Scan the material and copy out each line where the word "true" occurs.

%%

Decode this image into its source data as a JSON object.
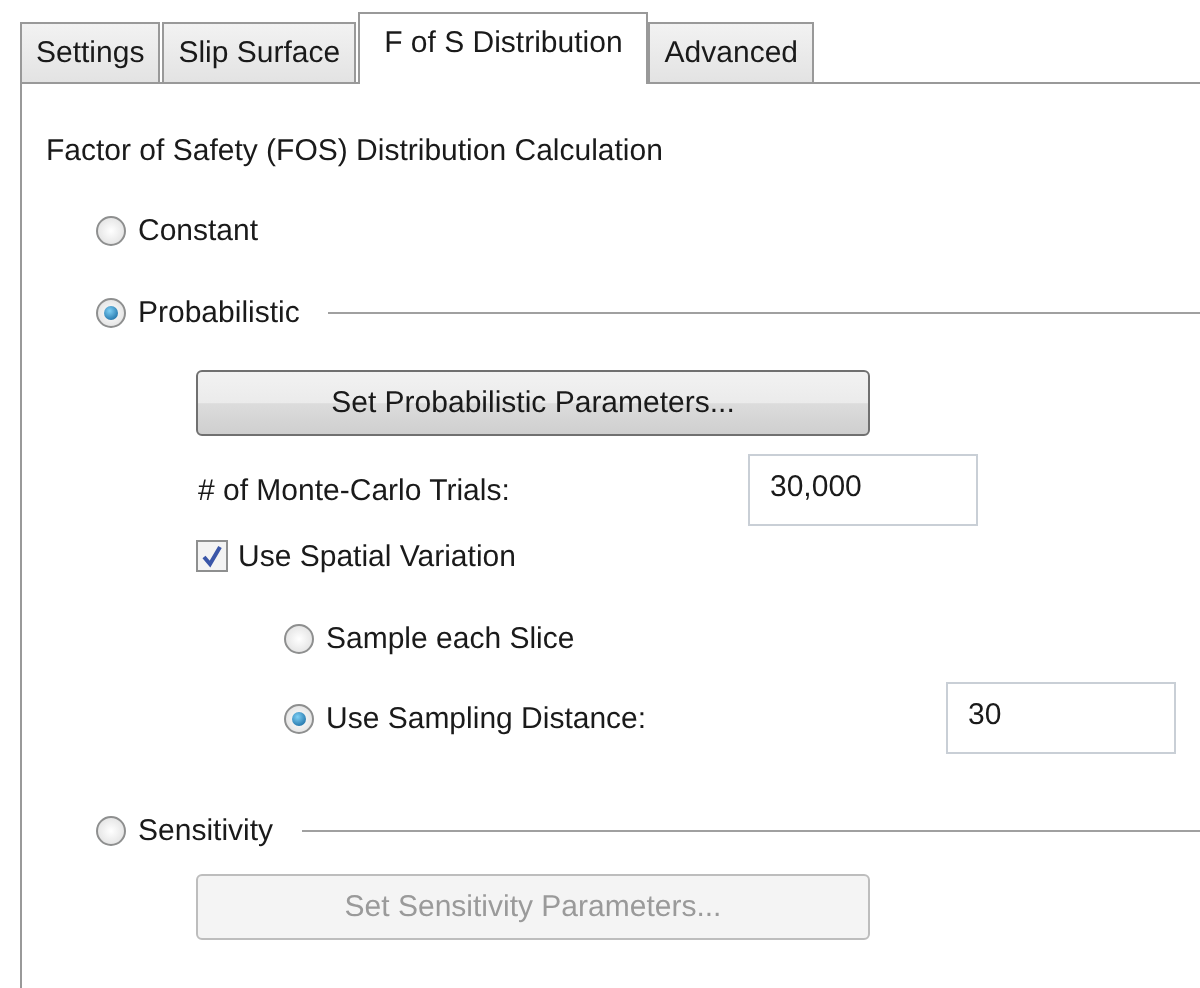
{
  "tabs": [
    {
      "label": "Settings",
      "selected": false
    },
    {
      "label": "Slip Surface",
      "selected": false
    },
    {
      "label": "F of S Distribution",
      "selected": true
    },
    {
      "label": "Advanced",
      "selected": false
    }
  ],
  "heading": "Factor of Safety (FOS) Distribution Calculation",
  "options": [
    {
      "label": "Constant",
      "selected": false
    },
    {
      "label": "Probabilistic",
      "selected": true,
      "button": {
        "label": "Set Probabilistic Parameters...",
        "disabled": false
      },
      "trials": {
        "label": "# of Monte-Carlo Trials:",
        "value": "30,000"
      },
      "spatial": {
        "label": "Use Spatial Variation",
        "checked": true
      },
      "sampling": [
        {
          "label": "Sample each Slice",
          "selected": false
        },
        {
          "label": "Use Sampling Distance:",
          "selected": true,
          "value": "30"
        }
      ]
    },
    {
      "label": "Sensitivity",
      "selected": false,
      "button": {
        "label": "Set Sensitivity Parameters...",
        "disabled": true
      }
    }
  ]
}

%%

» **Answer for this exercise**
      "selected": true
      "selected": true,
        "checked": true
          "selected": true,
        "disabled": true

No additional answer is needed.